◆ The data:

+++

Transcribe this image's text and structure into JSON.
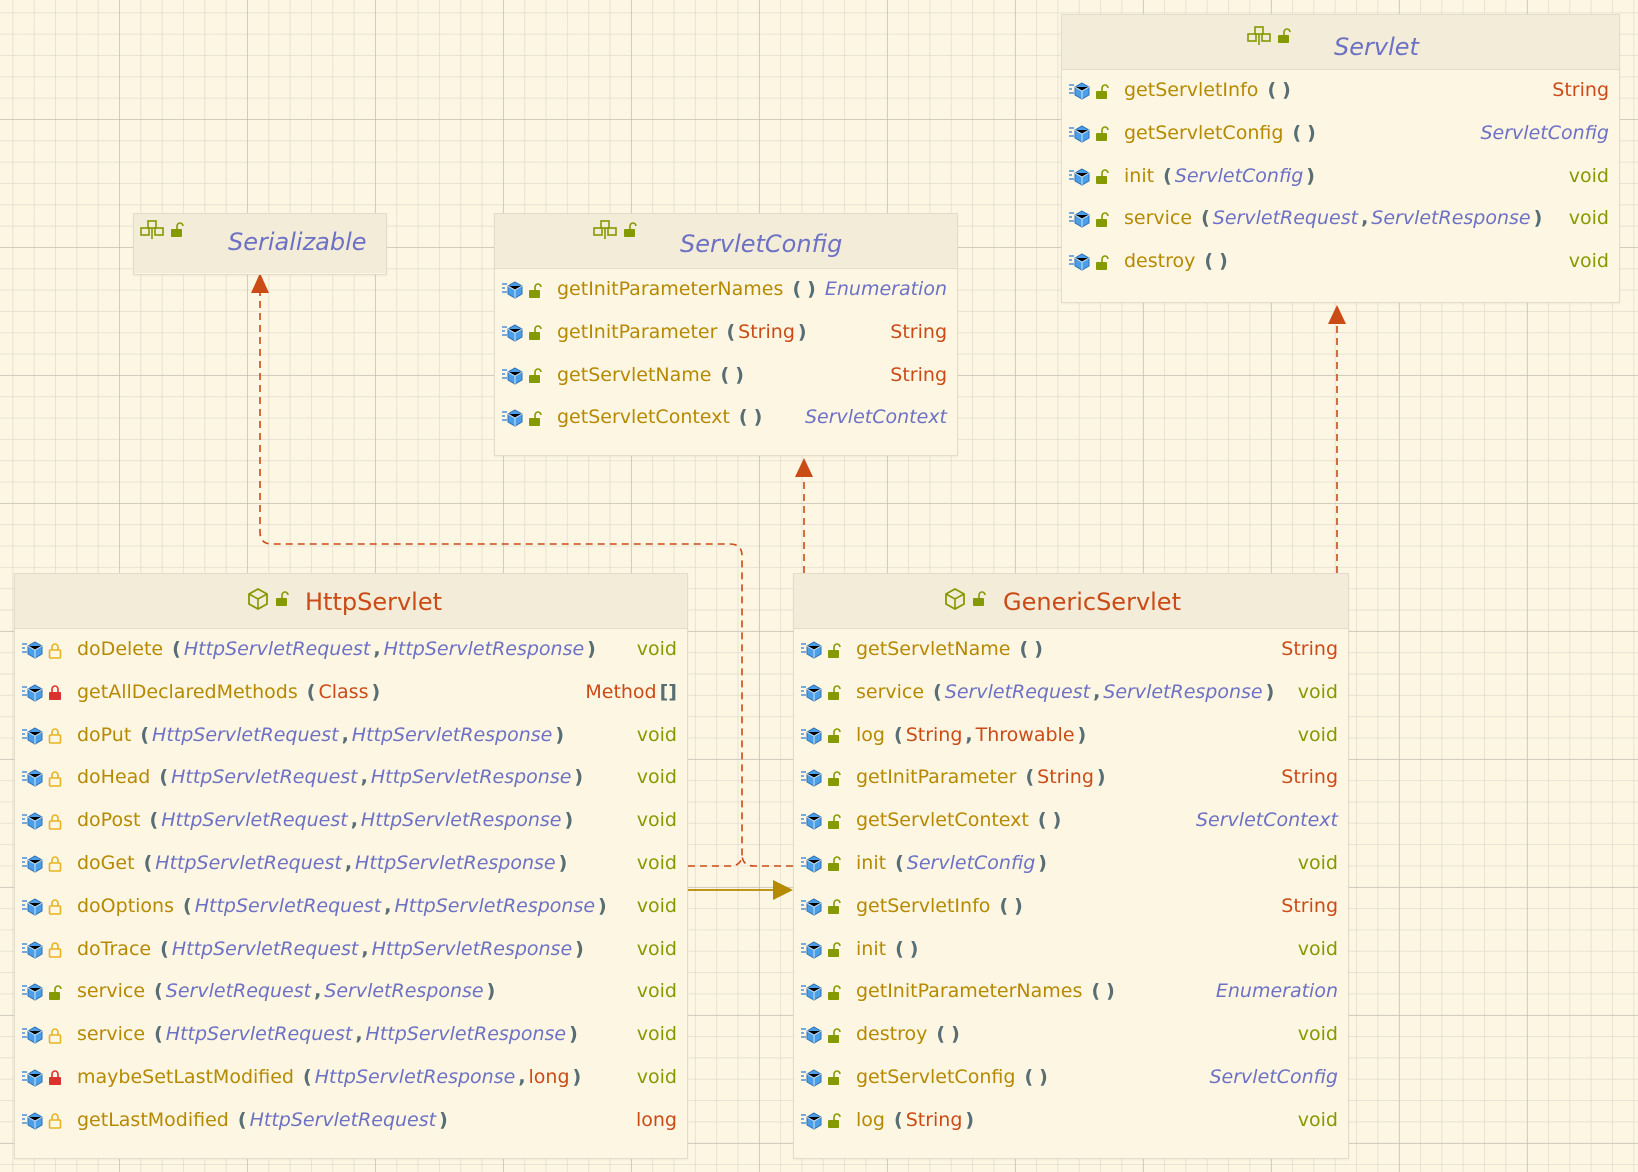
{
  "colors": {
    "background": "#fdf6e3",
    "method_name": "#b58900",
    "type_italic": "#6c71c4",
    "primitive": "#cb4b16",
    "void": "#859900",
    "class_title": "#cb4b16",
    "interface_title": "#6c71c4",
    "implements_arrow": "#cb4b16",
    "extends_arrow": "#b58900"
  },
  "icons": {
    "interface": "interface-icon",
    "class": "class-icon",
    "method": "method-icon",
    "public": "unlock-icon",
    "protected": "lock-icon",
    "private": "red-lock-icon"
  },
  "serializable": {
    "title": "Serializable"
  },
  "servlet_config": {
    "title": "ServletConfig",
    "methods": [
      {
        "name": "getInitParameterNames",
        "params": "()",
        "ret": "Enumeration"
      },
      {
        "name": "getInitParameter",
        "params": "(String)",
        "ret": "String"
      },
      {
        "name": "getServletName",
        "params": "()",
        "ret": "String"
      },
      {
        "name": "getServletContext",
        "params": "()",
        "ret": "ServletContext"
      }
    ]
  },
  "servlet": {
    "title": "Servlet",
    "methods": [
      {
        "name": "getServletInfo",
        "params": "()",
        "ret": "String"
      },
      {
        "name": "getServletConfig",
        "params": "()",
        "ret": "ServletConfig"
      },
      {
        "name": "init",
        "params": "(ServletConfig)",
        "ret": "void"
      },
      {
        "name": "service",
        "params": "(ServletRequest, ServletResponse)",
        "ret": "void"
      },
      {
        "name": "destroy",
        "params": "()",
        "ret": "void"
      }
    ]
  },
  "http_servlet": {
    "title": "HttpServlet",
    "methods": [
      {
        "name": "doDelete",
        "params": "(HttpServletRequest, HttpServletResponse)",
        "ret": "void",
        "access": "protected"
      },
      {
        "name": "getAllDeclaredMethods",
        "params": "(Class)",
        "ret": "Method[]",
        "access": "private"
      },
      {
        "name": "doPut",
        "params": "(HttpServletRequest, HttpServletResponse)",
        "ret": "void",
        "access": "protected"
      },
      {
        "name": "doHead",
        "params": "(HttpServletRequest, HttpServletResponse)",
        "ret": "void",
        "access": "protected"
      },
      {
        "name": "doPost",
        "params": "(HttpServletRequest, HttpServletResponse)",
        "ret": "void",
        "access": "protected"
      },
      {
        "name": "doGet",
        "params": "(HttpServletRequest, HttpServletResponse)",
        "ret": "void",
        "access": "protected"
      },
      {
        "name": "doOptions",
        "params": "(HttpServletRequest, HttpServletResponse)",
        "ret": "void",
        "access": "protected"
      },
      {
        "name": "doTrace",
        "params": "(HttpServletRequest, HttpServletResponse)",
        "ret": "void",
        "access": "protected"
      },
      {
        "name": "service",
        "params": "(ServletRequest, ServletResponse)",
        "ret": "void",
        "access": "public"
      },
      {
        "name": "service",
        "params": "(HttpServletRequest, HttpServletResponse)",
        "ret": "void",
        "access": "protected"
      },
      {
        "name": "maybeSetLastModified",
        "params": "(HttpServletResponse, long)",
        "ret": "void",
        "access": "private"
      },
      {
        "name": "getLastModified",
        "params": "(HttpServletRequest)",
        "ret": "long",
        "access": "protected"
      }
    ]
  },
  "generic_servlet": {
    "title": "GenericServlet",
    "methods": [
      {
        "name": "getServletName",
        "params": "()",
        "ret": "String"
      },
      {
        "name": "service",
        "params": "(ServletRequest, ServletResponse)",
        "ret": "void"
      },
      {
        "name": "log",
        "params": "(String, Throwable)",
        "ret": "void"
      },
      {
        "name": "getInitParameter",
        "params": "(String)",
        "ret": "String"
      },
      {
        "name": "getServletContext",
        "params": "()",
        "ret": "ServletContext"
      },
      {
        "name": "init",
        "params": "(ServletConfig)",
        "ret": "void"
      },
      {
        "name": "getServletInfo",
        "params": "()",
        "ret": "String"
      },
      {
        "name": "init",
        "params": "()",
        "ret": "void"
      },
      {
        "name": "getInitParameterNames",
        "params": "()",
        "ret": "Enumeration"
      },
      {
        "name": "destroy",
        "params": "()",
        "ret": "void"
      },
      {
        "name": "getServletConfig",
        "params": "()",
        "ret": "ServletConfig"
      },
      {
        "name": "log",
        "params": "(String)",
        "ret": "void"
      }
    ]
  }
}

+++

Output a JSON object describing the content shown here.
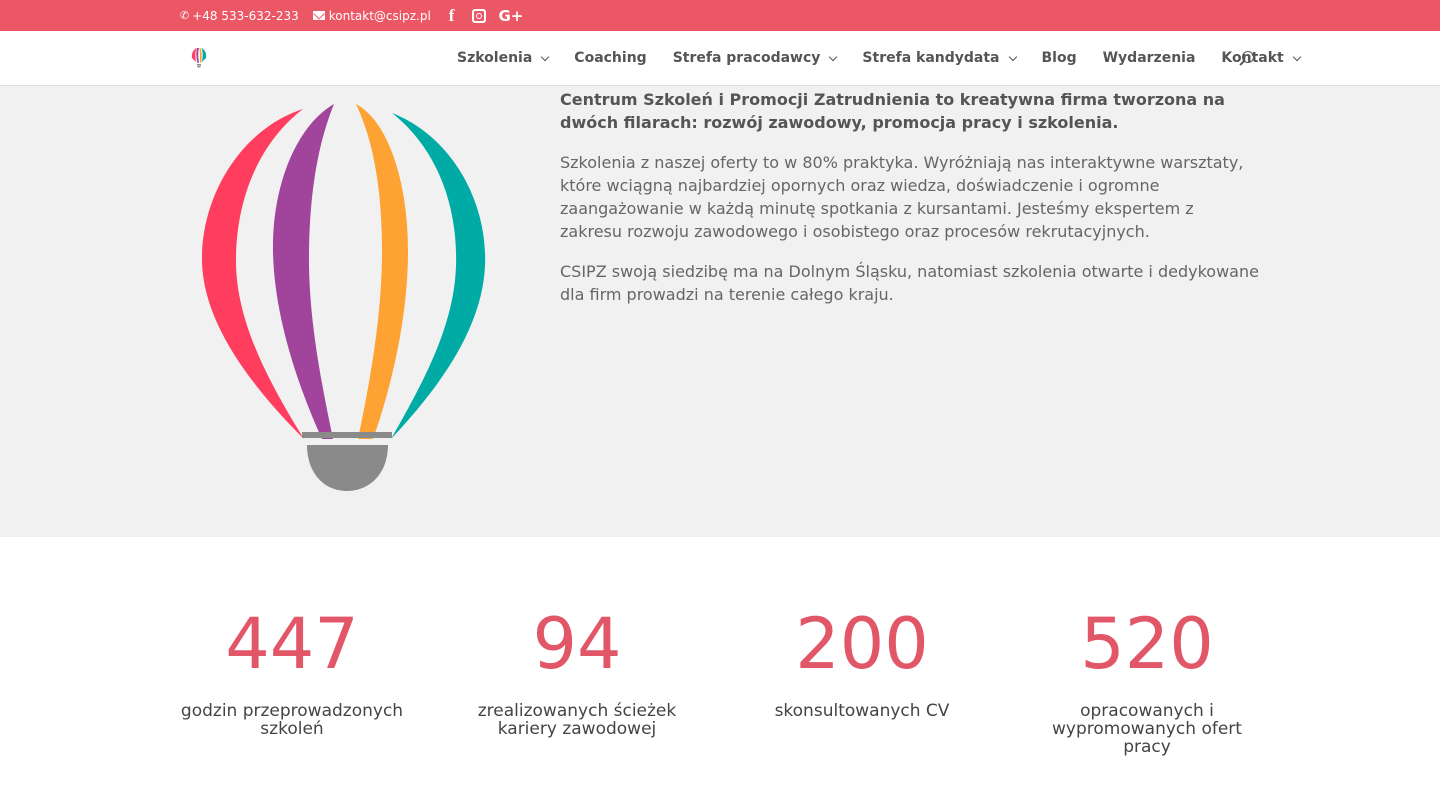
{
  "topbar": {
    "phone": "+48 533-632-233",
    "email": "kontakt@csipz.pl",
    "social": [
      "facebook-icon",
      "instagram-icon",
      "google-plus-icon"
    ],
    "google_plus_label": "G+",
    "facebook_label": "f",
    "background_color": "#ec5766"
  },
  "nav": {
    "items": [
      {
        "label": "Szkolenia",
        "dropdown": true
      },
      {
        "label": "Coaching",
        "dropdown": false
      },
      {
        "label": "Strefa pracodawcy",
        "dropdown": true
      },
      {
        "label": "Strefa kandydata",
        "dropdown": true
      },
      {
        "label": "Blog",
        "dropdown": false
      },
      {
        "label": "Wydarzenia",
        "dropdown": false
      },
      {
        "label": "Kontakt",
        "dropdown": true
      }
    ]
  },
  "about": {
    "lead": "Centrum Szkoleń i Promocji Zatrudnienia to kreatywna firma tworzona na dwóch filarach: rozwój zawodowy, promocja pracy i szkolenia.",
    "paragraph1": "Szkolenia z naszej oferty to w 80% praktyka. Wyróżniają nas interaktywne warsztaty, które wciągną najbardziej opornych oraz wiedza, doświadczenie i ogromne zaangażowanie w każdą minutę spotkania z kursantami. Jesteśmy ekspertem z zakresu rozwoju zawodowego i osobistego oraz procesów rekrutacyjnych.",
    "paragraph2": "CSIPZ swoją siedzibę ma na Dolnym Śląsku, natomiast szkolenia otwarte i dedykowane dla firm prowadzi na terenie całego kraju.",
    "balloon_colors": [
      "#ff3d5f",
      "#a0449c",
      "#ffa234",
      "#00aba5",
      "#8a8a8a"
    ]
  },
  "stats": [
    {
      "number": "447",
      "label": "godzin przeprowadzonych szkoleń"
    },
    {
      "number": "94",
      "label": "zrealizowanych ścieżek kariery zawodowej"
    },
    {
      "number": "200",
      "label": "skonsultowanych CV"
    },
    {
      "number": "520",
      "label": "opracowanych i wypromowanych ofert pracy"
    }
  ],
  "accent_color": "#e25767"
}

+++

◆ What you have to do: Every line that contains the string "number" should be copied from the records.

◆ Task output:
      "number": "447",
      "number": "94",
      "number": "200",
      "number": "520",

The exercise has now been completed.